five-minute tabbouleh

Fast forward about eight years and you’ll find me in kitchen, a slave to culinary experimentation.  Over the years I’ve learned that I have a deep love for small plates (tapas, mezze), Mediterranean and Levant cuisine, and cultural traditions.  One summer day as I sought air conditioned sanctuary in the produce aisles of the grocery store, I spotted parsley overflowing in a basket on the top shelf.  Does anyone else feel like those crazy produce sprinklers come on every time you reach for something?  Where’s the fire?

Parsley became crack to me.  Squeeze some lemon, add a little olive oil and salt and you’ve got a fresh salad.  Take it a few more steps and you’re forking your way through a bowl of tabbouleh.

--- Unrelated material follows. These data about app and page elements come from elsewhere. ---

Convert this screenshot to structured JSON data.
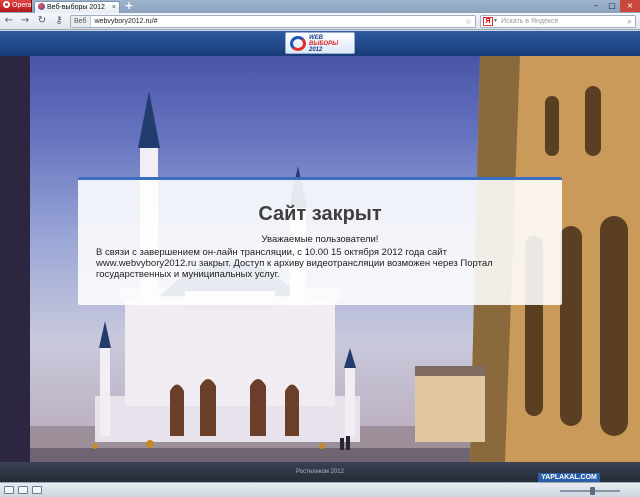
{
  "browser": {
    "menu_label": "Opera",
    "tabs": [
      {
        "label": "Веб-выборы 2012",
        "close": "×"
      }
    ],
    "new_tab": "+",
    "window_controls": {
      "min": "–",
      "max": "□",
      "close": "×"
    },
    "nav": {
      "back": "←",
      "forward": "→",
      "reload": "↻",
      "key": "⚷"
    },
    "address": {
      "badge": "Веб",
      "url": "webvybory2012.ru/#",
      "star": "☆"
    },
    "search": {
      "engine_icon": "Я",
      "placeholder": "Искать в Яндексе",
      "go": "⌕"
    }
  },
  "site": {
    "logo": {
      "line1": "WEB",
      "line2": "ВЫБОРЫ",
      "line3": "2012"
    },
    "notice": {
      "title": "Сайт закрыт",
      "greeting": "Уважаемые пользователи!",
      "message": "В связи с завершением он-лайн трансляции, с 10.00 15 октября 2012 года сайт www.webvybory2012.ru закрыт. Доступ к архиву видеотрансляции возможен через Портал государственных и муниципальных услуг."
    },
    "footer": "Ростелеком 2012"
  },
  "watermark": "YAPLAKAL.COM",
  "colors": {
    "header_blue": "#183b78",
    "notice_accent": "#3a6ec0",
    "opera_red": "#c82424"
  }
}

I’ve looked through various traditional recipes for tabbouleh, and there are so many variations depending on the region.  Some use bulgar, some use couscous, some are heavy on the herbs and others on the grain, some use onion and some use cucumber.  I couldn’t decide on one, and I make tabbouleh different every time, depending what I have on hand.  One this is for certain: I’ve become addicted to parsley!  It is incredibly energizing and clean feeling, and not a bad source of vitamins and minerals either…Vitamins K, B, C, and Iron to name a few.

I’ve also got my roommate hooked on tabbouleh.  Last New Year’s Day, she and her friend woke up after spending all night dancing.  I fed them tabbouleh for breakfast, and they both commented on how energized they felt after eating it.  It’s magical, my friends.

This version is one I made one afternoon when I came home starving.  It is so quick and easy, and light and fresh.  I think it’s a great accompaniment to fish!

I hope you grow to love tabbouleh as much as I do.


Five-minute Tabbouleh
Prep time
Total time
A crisp, bright herbacious salad perfect for when you crave something light and fresh.
Recipe type: Salad
Cuisine: Middle Eastern
Serves: 1-2 servings
  • 1 bunch of Italian flat-leaf parsley
  • 1 bunch curly-leaf parsley
  • ½ bunch of mint
  • handful of dry bulgar wheat
  • ½ lemon
  • a few cherry tomatoes (or 1 roma tomato, or ½ large steak/slicing tomato)
  • ½ cucumber, peeled and seeds removed
  • extra virgin olive oil (to taste)
  • salt and pepper (to taste)
  1. In a small bowl, add a handful of bulgar wheat. Squeeze ½ lemon over the bulgar wheat and gently mix with your hand to ensure all the grains have been covered by lemon juice. If your lemon is a bit dry, add a little water. Let sit for about 15 minutes, until the grains have softened.
  2. While the bulgar is soaking, finely chop the parsley and mint.
  3. If you can, seed the tomatoes. If they’re too small, don’t worry about it. Remove the cucumber seeds with a spoon. Dice the tomatoes and cucumbers.
  4. Toss the bulgar, tomatoes, and cucumber in with the parsley and mint.
  5. Drizzle a bit of extra virgin olive oil (a couple teaspoons or a tablespoon) and salt and pepper to taste.
Stephanie’s favorite things: Golchin bulgar #2 | Sicilian extra virgin olive oil (it’s strong and bitter) | Morton Salt Kosher Salt